Going full cloud-native
Native Access control offers seamless integration between the fabric of the cloud infrastructure (networks, endpoints) and access control.
This seamless integration implies that it is possible to deploy access control lists fundamentally at any level:
- access control list at endpoints
- access control list in the network
However, “with great power comes great responsibility”.
This power and freedom imply that deploying too many access control lists in too many locations/networks/endpoints might turn into a management nightmare.
At this point, I haven’t come across any centralised solution that enables central management of rules, even though AWS is doing some great work on maintaining a ruleset for web access firewalls (AWS WAF/Firewall rules manager) .
Depending on the maturity of the organisation and deployment model (infrastructure as code) and teams (DEV-(SEC)-OPS), this deployment might be more appropriate.
In a scenario where rules are deployed per stack,they would be written into the deployment code (cloud formation, terraformation, Azure, PowerShell scripts). The code in the deployment stack implies that the security team would have a harder time controlling and auditing rules unless there is a reliable and engrained process (read as dev sec ops).
As mentioned before, the traditional firewall appliances have been around for quite a while. For legacy of firewall technology brings both good and bad heritage into the cloud world. The primary advantage is the level of talent and knowledge available on the market (any network and security engineer had to interact with NAT Firewalls and others).
Most of the firewall rules from different appliances can be managed from a central location that can maintain synchronous configuration amongst various models, facilitate redeployment and, most importantly, avoid direct human interaction with production appliances.
The disadvantages are that the network appliances are not integrated into the cloud fabric and are more complicated to deploy.
One of the advantages or disadvantages (depending on your views on the subject) is that the vendors tend to implement some software add-ons (sometimes referred to as blades) into their appliances.

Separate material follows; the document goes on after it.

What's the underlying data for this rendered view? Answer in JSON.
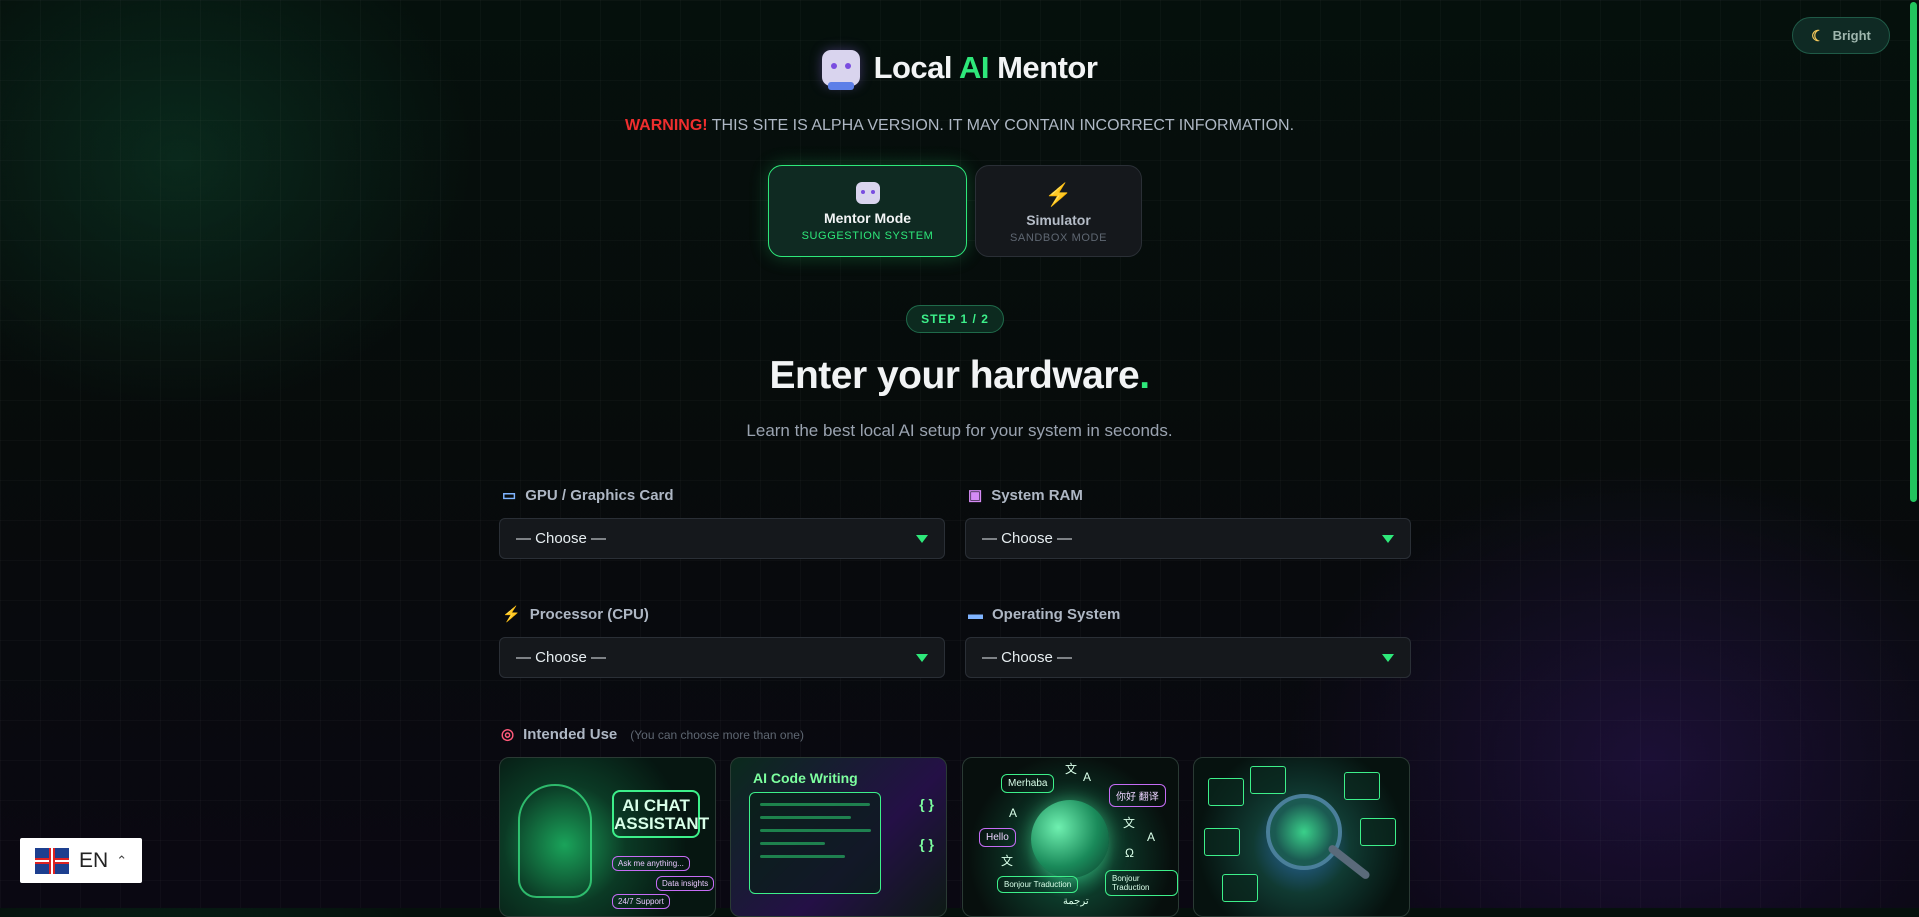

This can be of some convenience for small and medium business (SMB).
Nonetheless, firewall add-ons tend to be less effective or configurable than standalone controls. Enterprise usually prefers standalone controls from different vendors (to avoid vendor lock-in or complete outages if something goes wrong with an upgrade).
In this article, we’ve barely scratched the surface of the firewall implementation in the cloud. In the following articles, we’ll analyse patterns, challenges and other details.
We all hate them but we can’t live without them, for sake of clarity I’ll list the meaning of the terms that I’m going to use in the article:
- AD – Microsoft Active Directory
- AWS - Amazon Web Services
- ACL - Access control List (AWS)
- NACL - Network Access control list (AWS)
- NSG - Network Security Group (Azure)
- EU GDPR – European Union General Data Protection Regulation (in force May 2018)
- EU – European Union
- FW - Firewall
- HA - High Availability
- IDS/IPS - Intrusion Prevention/Detection System
- L3 - ISO/OSI Layer 3 - Network Layer
- L2 - ISO/OSI Layer 2 - Data Layer
- NAT/PAT - Network/Port Address Translation
- NVA - Network Virtual Appliances
- WAF – Web Application Firewall
- SMB – Small and Medium businesses
- MS – Microsoft
I hope you enjoyed this article and that it provided some insight, if you wanted to get in touch with me and talk to me about any aspect of my article, please drop me a note on LinkedIn. You can also head over to our website and contact us through our contact forms.